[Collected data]
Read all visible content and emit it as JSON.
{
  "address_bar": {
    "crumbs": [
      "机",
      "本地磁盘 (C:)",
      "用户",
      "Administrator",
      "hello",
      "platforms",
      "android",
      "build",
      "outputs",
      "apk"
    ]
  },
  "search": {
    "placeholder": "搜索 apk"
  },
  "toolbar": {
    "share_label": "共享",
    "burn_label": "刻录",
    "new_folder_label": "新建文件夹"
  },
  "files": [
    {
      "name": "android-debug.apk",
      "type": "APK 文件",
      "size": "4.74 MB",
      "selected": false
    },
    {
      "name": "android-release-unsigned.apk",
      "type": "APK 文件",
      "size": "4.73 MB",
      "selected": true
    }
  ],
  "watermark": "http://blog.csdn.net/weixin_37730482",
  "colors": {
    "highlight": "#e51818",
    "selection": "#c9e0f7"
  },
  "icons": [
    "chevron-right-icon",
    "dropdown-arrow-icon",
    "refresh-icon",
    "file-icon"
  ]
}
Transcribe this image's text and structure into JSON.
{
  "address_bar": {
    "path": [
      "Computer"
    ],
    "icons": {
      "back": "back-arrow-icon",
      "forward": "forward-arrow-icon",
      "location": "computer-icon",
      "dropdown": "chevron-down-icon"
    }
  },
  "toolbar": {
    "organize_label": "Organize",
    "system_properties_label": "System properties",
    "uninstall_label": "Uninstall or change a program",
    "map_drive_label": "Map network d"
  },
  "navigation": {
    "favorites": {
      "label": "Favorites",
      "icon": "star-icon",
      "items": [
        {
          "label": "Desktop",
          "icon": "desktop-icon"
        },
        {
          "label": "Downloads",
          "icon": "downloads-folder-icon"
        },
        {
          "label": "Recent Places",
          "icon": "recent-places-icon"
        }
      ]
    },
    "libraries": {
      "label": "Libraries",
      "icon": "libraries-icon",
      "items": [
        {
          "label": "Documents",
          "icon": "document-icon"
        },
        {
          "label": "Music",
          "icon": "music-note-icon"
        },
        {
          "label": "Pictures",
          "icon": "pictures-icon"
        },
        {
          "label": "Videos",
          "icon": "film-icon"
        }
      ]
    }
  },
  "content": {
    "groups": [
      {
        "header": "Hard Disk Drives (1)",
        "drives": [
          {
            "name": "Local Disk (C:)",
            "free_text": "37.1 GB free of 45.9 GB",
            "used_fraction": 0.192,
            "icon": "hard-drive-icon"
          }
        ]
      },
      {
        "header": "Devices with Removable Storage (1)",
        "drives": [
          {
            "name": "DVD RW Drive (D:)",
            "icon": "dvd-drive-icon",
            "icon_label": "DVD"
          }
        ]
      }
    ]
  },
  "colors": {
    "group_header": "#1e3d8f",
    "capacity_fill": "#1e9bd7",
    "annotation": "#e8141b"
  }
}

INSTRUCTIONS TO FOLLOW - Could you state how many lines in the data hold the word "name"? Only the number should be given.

REPLY - 4